View Full Version : Hello
01-09-2003, 04:50 AM
Just thought I would say hello to the pipers of this forum and introduce myself. I took up the NSP about 3 months ago after a visit to David Burleigh's workshop up t'north. Here in Oxford we are fortunate enough to have a group of pipers who meet at the Pitt Rivers Museum once a month. I seem to be making reasonable progress - at least that's what the others tell me but they may just be polite :) I try and get at least 30 mins or more practice every day and can now knock out a few of the lesss complicated tunes. One thing that does seem odd though - perhaps others can shed light on it. On some days the fingers seem to glide over the chanter at a fairly rapid rate - other days it is if they were made of lead. Is this to be expected in the early days of learning the pipes?
01-09-2003, 08:37 AM
It does get easier, but there are always good days and bad days. It seems you've already discovered one of the secrests of practicing well, which is to do it every day. It's better to do a little bit every day rather than all day one day a week. Another "secret" to gliding fingers is to practice being relaxed. The best way I've found to do this is to tense then relax my fingers, then do it again, relaxing my fingers more each time, as I'm warming up with with "Madame Bonaparte." It's good to do this every fifteen minutes or so if you are lucky to get a marathon practice session and you find yourself tensing up. It's like blowing a nice tone, it comes from steady attention rather than all at once by dint of effort. If a piper has to shake out his or her hands to relax them at any point it's sign of too much tension. The faster you play the more relaxed you need to be, although it usually works the other way around. The faster people play the more tense they get. Being relaxed is just another skill, I suppose, you have to practice. This is true of all musicians, not just pipers.
01-10-2003, 01:01 AM

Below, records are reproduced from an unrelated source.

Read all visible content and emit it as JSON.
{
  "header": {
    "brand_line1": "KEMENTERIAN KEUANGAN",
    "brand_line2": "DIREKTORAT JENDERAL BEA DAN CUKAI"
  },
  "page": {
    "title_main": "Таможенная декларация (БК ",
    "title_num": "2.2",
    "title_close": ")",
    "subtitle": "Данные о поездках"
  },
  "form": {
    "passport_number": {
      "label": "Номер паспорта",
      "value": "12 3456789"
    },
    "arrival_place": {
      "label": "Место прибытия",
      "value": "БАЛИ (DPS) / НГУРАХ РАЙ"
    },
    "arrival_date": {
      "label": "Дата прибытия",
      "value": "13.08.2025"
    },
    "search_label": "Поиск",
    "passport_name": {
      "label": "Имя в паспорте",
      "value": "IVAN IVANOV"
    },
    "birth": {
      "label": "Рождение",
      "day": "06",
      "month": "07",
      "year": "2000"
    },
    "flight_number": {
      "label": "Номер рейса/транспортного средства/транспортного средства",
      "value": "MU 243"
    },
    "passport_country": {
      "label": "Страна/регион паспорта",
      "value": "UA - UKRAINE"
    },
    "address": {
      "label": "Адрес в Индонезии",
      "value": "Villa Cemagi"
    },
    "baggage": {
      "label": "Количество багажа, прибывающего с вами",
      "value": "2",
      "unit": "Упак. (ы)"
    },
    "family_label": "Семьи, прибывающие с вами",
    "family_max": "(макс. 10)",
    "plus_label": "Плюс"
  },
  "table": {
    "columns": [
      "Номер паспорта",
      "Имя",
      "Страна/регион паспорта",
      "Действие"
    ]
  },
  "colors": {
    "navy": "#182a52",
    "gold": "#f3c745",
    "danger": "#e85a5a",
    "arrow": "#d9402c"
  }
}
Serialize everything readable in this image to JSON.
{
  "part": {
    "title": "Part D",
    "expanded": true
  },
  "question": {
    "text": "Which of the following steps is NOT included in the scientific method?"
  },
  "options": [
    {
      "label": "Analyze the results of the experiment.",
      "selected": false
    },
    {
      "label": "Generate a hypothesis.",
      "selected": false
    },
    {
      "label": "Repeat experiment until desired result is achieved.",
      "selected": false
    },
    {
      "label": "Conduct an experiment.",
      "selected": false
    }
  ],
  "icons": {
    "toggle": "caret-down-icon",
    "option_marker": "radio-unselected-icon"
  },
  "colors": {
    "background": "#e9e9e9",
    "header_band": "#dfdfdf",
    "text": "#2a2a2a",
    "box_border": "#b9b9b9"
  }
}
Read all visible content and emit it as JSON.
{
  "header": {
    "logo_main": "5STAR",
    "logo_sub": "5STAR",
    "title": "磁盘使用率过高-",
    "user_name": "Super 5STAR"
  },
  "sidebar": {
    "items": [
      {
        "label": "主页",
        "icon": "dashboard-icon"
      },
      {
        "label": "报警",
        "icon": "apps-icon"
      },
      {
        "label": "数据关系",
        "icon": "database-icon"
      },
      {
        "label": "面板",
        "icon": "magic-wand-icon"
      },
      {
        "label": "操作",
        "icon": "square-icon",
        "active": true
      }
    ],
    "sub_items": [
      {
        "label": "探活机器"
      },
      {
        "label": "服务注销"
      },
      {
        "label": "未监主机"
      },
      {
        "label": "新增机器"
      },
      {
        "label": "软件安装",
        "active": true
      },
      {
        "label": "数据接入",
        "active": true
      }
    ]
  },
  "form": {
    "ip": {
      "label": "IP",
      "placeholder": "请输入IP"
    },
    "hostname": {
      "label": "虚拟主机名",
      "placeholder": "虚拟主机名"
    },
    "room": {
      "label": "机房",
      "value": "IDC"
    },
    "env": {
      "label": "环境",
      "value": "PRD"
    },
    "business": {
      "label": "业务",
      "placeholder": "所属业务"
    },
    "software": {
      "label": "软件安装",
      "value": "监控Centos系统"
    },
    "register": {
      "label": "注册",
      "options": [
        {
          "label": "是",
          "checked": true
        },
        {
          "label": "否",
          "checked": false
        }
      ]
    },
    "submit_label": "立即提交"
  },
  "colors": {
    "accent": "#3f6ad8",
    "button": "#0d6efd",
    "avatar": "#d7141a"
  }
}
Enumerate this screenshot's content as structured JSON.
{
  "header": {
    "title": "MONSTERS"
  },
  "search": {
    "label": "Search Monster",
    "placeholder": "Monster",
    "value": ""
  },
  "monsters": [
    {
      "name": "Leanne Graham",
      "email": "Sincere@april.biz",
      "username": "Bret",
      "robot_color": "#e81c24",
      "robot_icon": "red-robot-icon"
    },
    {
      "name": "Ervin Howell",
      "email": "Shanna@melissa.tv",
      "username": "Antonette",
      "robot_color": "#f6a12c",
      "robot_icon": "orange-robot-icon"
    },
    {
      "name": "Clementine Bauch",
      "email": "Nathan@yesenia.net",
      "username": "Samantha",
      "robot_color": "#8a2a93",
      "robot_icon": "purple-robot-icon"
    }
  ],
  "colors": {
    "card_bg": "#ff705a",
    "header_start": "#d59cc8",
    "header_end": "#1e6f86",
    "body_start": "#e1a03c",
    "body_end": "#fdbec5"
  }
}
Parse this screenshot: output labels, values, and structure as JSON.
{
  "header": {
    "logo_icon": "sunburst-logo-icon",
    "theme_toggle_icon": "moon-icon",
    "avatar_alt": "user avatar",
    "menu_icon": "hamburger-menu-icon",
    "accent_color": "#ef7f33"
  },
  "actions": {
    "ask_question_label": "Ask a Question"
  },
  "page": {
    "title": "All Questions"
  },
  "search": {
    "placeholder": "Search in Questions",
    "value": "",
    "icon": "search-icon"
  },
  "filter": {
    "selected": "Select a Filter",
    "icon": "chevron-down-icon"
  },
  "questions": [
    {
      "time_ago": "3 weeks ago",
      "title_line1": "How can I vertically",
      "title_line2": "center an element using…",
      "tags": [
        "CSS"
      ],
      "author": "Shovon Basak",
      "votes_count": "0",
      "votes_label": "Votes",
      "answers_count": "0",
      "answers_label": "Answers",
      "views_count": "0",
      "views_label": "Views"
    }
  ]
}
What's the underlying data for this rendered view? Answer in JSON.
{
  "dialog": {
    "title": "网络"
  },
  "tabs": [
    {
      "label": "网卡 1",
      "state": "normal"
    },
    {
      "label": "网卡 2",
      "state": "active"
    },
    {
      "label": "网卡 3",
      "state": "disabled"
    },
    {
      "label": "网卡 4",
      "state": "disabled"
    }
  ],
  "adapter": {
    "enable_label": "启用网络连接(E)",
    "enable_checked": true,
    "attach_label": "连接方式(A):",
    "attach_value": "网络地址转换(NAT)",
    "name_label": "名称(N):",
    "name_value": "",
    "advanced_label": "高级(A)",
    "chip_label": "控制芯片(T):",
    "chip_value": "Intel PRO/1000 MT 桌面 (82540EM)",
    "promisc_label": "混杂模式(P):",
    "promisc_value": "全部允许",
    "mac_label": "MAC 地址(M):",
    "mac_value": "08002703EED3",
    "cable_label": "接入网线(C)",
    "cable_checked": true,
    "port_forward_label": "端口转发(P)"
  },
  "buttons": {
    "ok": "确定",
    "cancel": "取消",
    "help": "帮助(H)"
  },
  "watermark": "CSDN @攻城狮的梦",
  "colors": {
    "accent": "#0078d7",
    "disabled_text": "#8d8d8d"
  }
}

Thank you John for your useful advice to a novice. Strangely enough I have been using 'Madame Bonaparte' for the very purpose that you suggest over the last couple of weeks. I can't quite get through all of it yet, but I'm getting there..... :rolleyes:
01-10-2003, 05:48 AM
I find the older I get, the longer it takes my hands to warm up. I think how your hands feel can have something to do with what you've been doing with them all day. My hands warm up much more quickly if I've been typing on the computer a lot, and without question, the days I feel most relaxed and in control are the days when I've already spent 45 minutes on the Highland pipes. On the days when I've done nothing with my hands I sit down with the NSP and for the first five minutes my hands work like they've been in the refrigerator for a couple of hours.
01-10-2003, 08:34 AM
Same here Jim. I play Walsh smallpipes for fun and the GHB and find that if me hands aren't loosened up some, my playing is definitely off until they do. Somedays, not at all doe snaything work.